| Prompt |
From the data below, copy out every line in which the word "value" occurs.

Website and app data records:
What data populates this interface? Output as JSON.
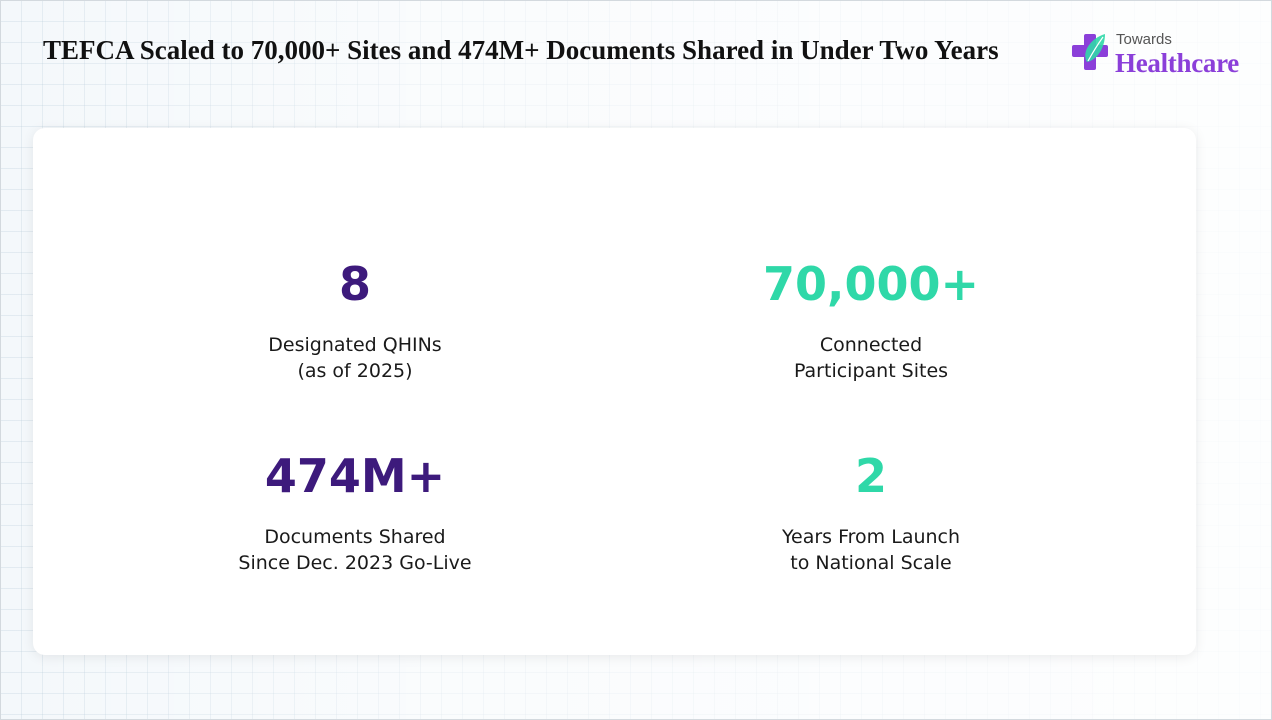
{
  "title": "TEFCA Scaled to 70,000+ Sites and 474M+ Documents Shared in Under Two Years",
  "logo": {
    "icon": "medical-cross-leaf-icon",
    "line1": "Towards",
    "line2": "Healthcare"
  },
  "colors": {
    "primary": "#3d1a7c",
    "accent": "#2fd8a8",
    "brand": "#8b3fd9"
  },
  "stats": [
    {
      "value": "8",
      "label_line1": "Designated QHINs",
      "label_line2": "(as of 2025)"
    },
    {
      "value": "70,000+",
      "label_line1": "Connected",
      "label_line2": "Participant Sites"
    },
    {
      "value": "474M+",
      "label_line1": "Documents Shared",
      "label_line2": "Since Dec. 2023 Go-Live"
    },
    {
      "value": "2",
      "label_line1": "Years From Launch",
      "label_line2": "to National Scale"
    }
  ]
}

| Answer for the task |
      "value": "8",
      "value": "70,000+",
      "value": "474M+",
      "value": "2",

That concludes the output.